**Directions for this task**
Copy out every line from the records that includes "activate".

■ ■ ■

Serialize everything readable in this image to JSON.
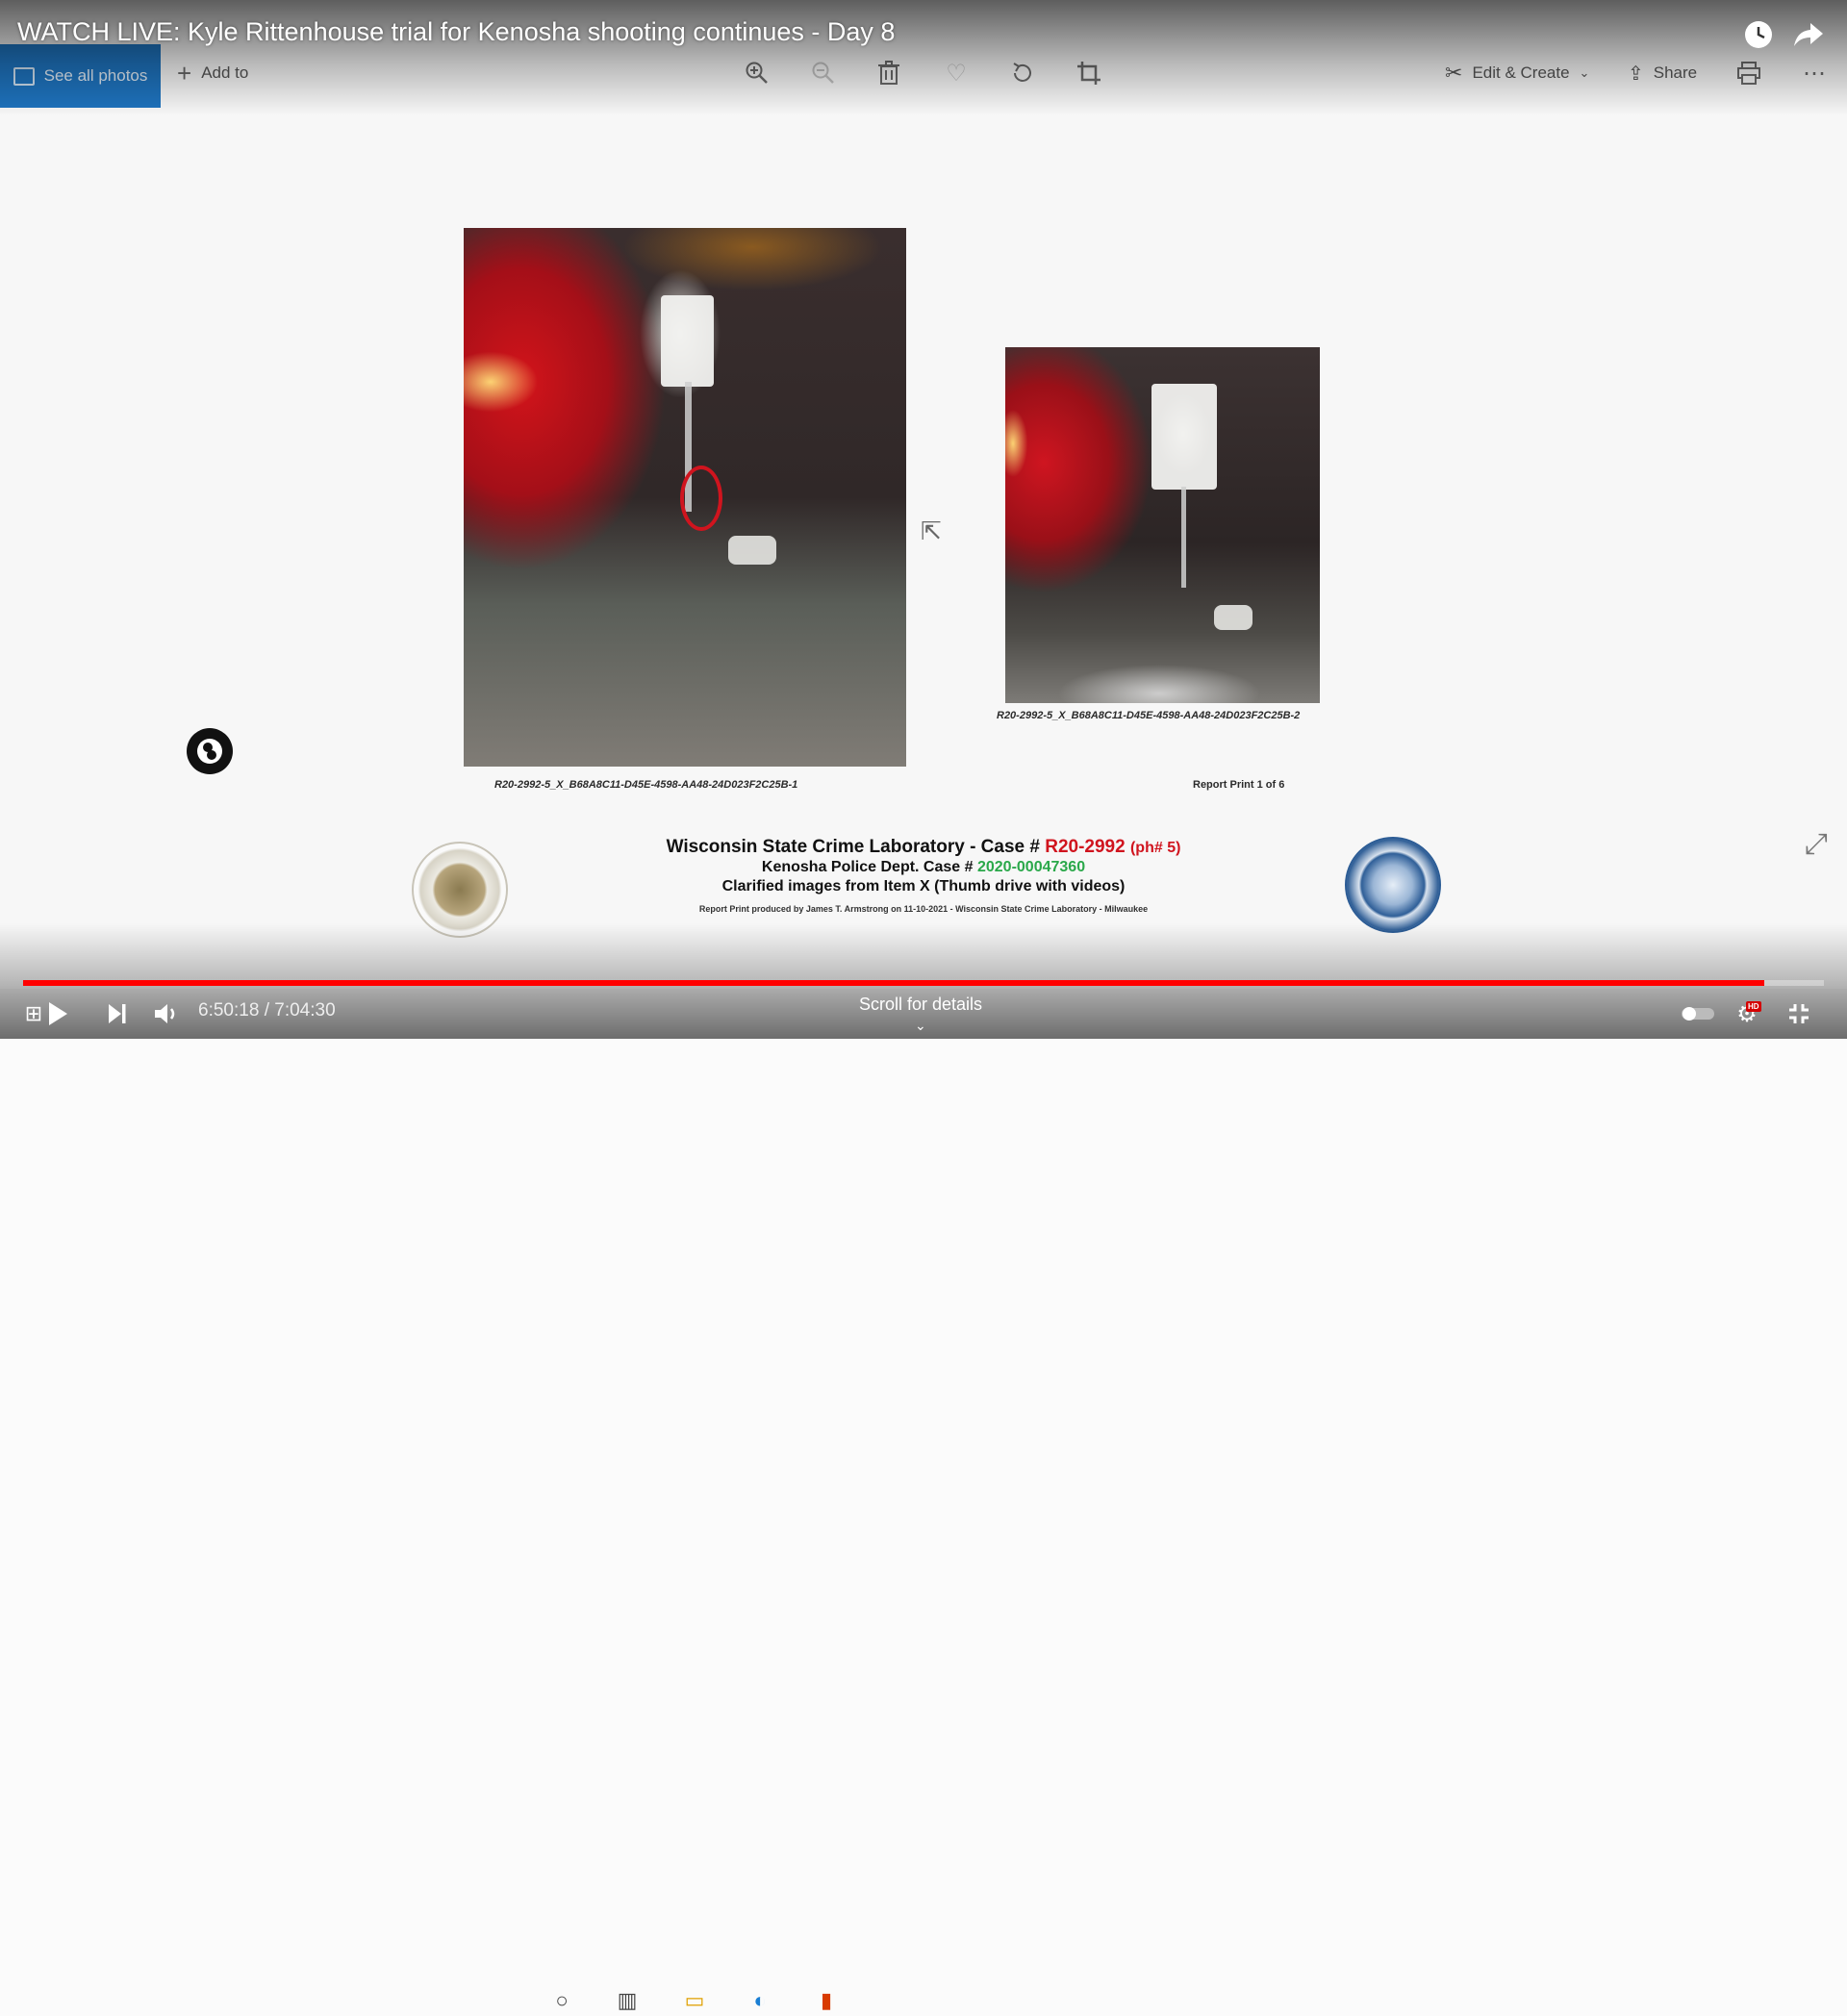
{
  "video": {
    "title": "WATCH LIVE: Kyle Rittenhouse trial for Kenosha shooting continues - Day 8",
    "time_current": "6:50:18",
    "time_separator": "/",
    "time_total": "7:04:30",
    "progress": 0.967,
    "scroll_hint": "Scroll for details",
    "quality_badge": "HD",
    "accent_color": "#ff0000"
  },
  "photos_toolbar": {
    "see_all_label": "See all photos",
    "add_to_label": "Add to",
    "edit_create_label": "Edit & Create",
    "share_label": "Share"
  },
  "slide": {
    "caption_left": "R20-2992-5_X_B68A8C11-D45E-4598-AA48-24D023F2C25B-1",
    "caption_right": "R20-2992-5_X_B68A8C11-D45E-4598-AA48-24D023F2C25B-2",
    "report_page": "Report Print 1 of 6",
    "lab_line1_prefix": "Wisconsin State Crime Laboratory - Case #",
    "lab_case_number": "R20-2992",
    "lab_case_suffix": "(ph# 5)",
    "police_line_prefix": "Kenosha Police Dept. Case #",
    "police_case_number": "2020-00047360",
    "clarified_line": "Clarified images from Item X (Thumb drive with videos)",
    "credit_line": "Report Print produced by James T. Armstrong on 11-10-2021 - Wisconsin State Crime Laboratory - Milwaukee"
  },
  "icons": {
    "zoom_in": "zoom-in-icon",
    "zoom_out": "zoom-out-icon",
    "delete": "trash-icon",
    "favorite": "heart-icon",
    "rotate": "rotate-icon",
    "crop": "crop-icon",
    "print": "print-icon",
    "more": "more-icon",
    "watch_later": "clock-icon",
    "share_video": "share-arrow-icon"
  }
}
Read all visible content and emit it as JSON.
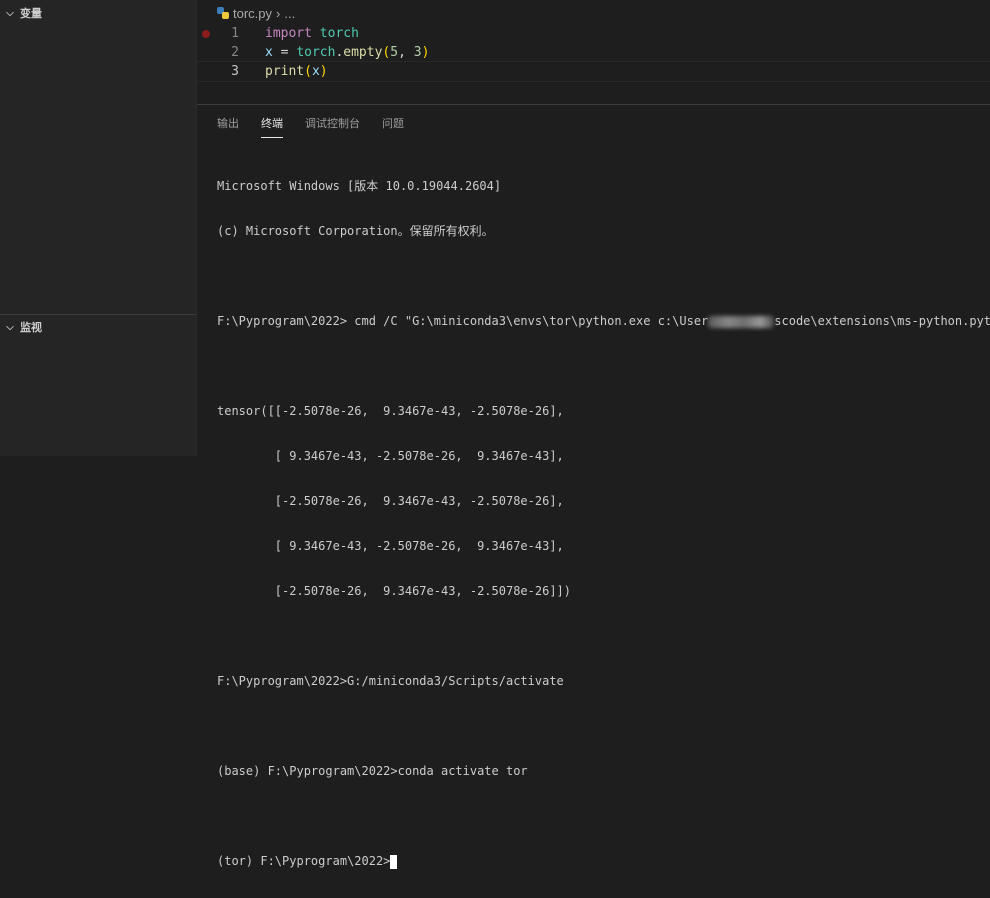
{
  "sidebar": {
    "variables_label": "变量",
    "watch_label": "监视"
  },
  "editor": {
    "breadcrumb_file": "torc.py",
    "breadcrumb_more": "...",
    "line_numbers": [
      "1",
      "2",
      "3"
    ]
  },
  "panel": {
    "tabs": [
      "输出",
      "终端",
      "调试控制台",
      "问题"
    ],
    "active_tab": "终端"
  },
  "terminal": {
    "lines": [
      "Microsoft Windows [版本 10.0.19044.2604]",
      "(c) Microsoft Corporation。保留所有权利。",
      "",
      "",
      "",
      "tensor([[-2.5078e-26,  9.3467e-43, -2.5078e-26],",
      "        [ 9.3467e-43, -2.5078e-26,  9.3467e-43],",
      "        [-2.5078e-26,  9.3467e-43, -2.5078e-26],",
      "        [ 9.3467e-43, -2.5078e-26,  9.3467e-43],",
      "        [-2.5078e-26,  9.3467e-43, -2.5078e-26]])",
      "",
      "F:\\Pyprogram\\2022>G:/miniconda3/Scripts/activate",
      "",
      "(base) F:\\Pyprogram\\2022>conda activate tor",
      ""
    ],
    "cmd_prefix": "F:\\Pyprogram\\2022> cmd /C \"G:\\miniconda3\\envs\\tor\\python.exe c:\\User",
    "cmd_suffix": "scode\\extensions\\ms-python.pytho",
    "prompt": "(tor) F:\\Pyprogram\\2022>"
  }
}
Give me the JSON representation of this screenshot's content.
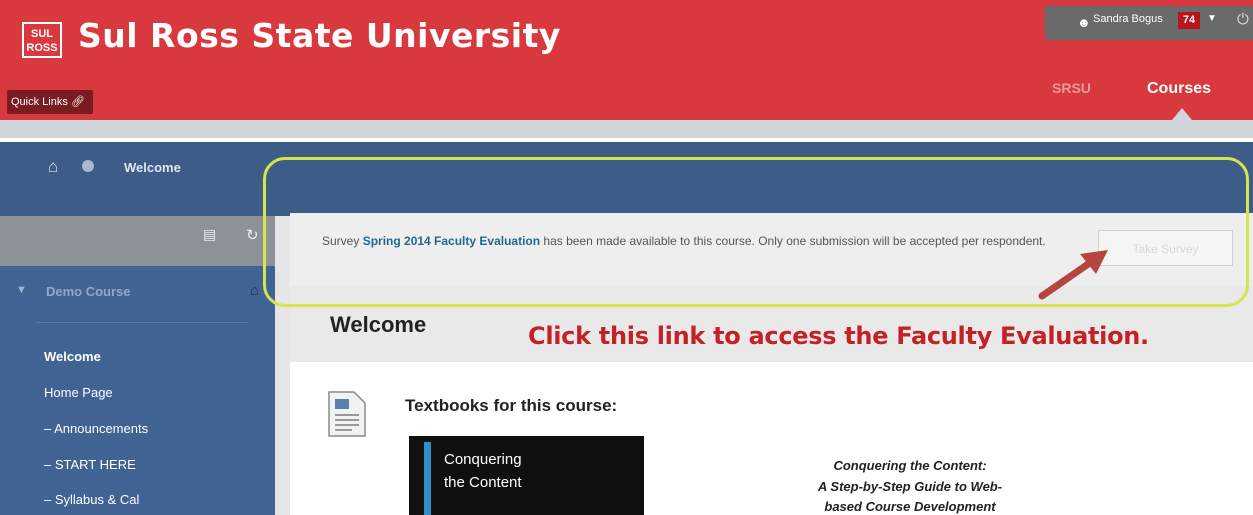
{
  "header": {
    "logo_text_1": "SUL",
    "logo_text_2": "ROSS",
    "title": "Sul Ross State University",
    "quick_links": "Quick Links",
    "user_name": "Sandra Bogus",
    "notification_count": "74",
    "tabs": [
      {
        "label": "SRSU"
      },
      {
        "label": "Courses"
      }
    ]
  },
  "breadcrumb": {
    "current": "Welcome"
  },
  "sidebar": {
    "course_title": "Demo Course",
    "items": [
      {
        "label": "Welcome"
      },
      {
        "label": "Home Page"
      },
      {
        "label": "– Announcements"
      },
      {
        "label": "– START HERE"
      },
      {
        "label": "– Syllabus & Cal"
      }
    ]
  },
  "notification": {
    "prefix": "Survey ",
    "survey_name": "Spring 2014 Faculty Evaluation",
    "suffix": " has been made available to this course. Only one submission will be accepted per respondent.",
    "button_label": "Take Survey"
  },
  "main": {
    "heading": "Welcome",
    "annotation": "Click this link to access the Faculty Evaluation.",
    "textbooks_heading": "Textbooks for this course:",
    "book_cover_line_1": "Conquering",
    "book_cover_line_2": "the Content",
    "book_desc_1": "Conquering the Content:",
    "book_desc_2": "A Step-by-Step Guide to Web-",
    "book_desc_3": "based Course Development"
  },
  "colors": {
    "header_red": "#d8393f",
    "nav_blue": "#3d5c88",
    "annotation_red": "#c42126",
    "highlight_yellow": "#d4e64a",
    "link_blue": "#206a92"
  },
  "icons": [
    "logo-icon",
    "user-icon",
    "caret-down-icon",
    "power-icon",
    "home-icon",
    "circle-icon",
    "folder-icon",
    "refresh-icon",
    "triangle-down-icon",
    "document-icon",
    "arrow-annotation-icon"
  ]
}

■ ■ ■

**Result of this task**
      "F:\\Pyprogram\\2022>G:/miniconda3/Scripts/activate",
      "(base) F:\\Pyprogram\\2022>conda activate tor",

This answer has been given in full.